- [Materials provided]
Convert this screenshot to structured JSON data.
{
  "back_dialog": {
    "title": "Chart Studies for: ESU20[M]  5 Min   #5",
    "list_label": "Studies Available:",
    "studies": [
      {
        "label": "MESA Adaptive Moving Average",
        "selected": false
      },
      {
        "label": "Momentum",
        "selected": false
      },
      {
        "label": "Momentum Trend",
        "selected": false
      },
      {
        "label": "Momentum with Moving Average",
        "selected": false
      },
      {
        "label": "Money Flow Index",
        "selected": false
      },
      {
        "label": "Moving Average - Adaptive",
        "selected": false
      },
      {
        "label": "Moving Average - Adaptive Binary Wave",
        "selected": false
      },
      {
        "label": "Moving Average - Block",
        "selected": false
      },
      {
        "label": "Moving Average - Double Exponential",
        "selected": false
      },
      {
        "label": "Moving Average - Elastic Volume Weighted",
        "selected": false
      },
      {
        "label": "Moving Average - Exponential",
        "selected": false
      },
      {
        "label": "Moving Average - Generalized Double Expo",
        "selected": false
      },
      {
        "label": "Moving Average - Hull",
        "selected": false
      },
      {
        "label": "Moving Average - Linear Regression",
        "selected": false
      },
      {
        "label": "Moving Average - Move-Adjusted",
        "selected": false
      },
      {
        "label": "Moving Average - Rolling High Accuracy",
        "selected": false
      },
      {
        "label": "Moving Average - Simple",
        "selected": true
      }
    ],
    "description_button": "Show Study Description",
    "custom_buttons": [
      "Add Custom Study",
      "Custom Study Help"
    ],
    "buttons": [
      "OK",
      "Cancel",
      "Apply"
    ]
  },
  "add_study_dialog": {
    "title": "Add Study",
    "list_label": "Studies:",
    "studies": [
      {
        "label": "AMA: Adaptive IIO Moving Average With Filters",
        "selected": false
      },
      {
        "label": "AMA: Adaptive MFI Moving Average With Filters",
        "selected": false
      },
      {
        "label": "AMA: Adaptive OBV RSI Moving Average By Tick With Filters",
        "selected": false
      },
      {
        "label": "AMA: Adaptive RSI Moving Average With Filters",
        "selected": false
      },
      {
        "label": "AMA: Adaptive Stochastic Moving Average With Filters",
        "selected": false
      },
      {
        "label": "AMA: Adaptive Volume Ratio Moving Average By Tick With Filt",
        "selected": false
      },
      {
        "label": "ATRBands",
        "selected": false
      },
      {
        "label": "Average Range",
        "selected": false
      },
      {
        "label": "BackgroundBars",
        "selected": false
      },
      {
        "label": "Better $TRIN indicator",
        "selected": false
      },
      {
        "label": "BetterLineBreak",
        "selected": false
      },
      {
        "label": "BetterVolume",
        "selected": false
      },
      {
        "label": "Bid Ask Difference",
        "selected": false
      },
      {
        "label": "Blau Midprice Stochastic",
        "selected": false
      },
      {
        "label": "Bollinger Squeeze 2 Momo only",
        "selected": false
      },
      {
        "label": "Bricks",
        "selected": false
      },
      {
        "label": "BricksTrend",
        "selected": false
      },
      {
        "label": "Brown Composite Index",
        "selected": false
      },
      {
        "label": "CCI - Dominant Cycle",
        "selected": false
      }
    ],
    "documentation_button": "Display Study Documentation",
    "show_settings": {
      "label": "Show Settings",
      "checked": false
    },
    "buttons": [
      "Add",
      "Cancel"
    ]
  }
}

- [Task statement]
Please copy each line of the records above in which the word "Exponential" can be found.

- [Response below]
        "label": "Moving Average - Double Exponential",
        "label": "Moving Average - Exponential",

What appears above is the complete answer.